## Task
Read the lines below, and copy any that contain the string "icon".

## Supplied records
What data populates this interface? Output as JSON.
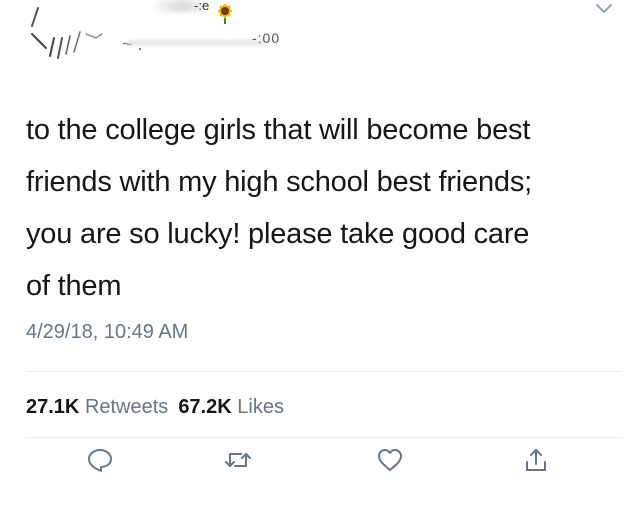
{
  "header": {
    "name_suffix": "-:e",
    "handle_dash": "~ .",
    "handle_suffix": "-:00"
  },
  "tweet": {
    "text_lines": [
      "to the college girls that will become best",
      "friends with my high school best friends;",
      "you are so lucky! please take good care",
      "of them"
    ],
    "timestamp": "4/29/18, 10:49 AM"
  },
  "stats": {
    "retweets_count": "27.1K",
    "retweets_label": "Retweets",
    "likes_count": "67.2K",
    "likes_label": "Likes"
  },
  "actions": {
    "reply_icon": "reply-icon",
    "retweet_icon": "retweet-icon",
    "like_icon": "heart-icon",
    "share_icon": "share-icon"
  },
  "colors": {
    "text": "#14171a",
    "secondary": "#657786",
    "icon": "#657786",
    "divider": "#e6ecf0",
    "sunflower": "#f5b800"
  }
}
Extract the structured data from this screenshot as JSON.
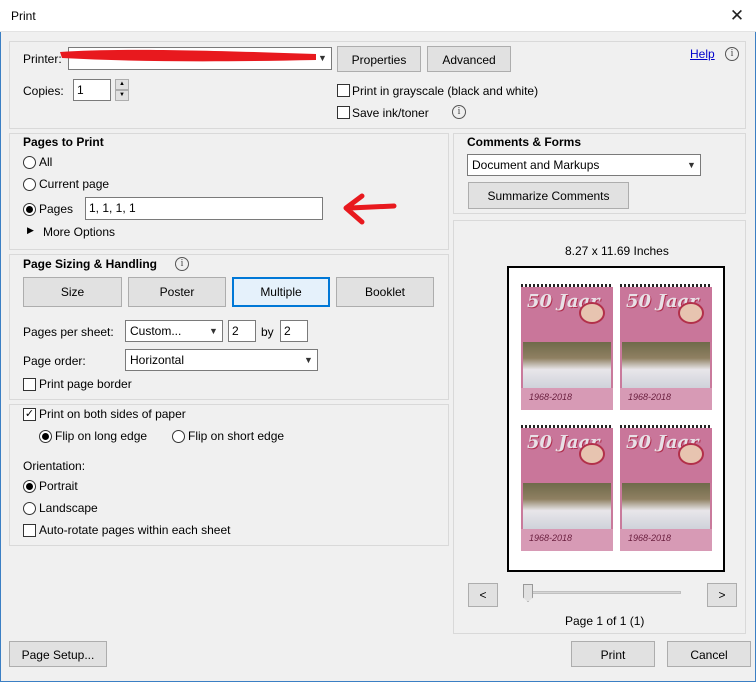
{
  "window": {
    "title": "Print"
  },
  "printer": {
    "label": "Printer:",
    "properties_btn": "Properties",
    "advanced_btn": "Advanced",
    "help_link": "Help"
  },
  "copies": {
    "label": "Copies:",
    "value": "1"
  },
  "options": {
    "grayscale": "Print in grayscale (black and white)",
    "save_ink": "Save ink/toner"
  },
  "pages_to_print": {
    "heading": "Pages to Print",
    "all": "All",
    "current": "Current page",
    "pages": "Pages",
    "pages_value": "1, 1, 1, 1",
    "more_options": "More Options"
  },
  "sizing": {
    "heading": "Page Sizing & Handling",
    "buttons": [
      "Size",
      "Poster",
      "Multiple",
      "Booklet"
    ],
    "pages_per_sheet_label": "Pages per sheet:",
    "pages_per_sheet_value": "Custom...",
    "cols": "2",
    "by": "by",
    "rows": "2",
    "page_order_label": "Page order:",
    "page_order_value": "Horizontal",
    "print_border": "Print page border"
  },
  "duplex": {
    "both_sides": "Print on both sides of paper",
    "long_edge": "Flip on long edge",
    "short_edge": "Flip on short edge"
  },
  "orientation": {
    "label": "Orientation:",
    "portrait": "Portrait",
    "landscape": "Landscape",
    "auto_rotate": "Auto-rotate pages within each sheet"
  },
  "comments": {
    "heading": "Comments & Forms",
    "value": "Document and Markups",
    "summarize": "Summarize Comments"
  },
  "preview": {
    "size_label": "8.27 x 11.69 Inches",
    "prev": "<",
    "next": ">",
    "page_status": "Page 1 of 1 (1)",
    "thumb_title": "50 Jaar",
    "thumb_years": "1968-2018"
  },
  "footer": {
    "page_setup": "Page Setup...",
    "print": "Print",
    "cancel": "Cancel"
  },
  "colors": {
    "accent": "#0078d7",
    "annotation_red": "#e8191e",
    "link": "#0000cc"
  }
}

## Response for this exercise
    "reply_icon": "reply-icon",
    "retweet_icon": "retweet-icon",
    "like_icon": "heart-icon",
    "share_icon": "share-icon"
    "icon": "#657786",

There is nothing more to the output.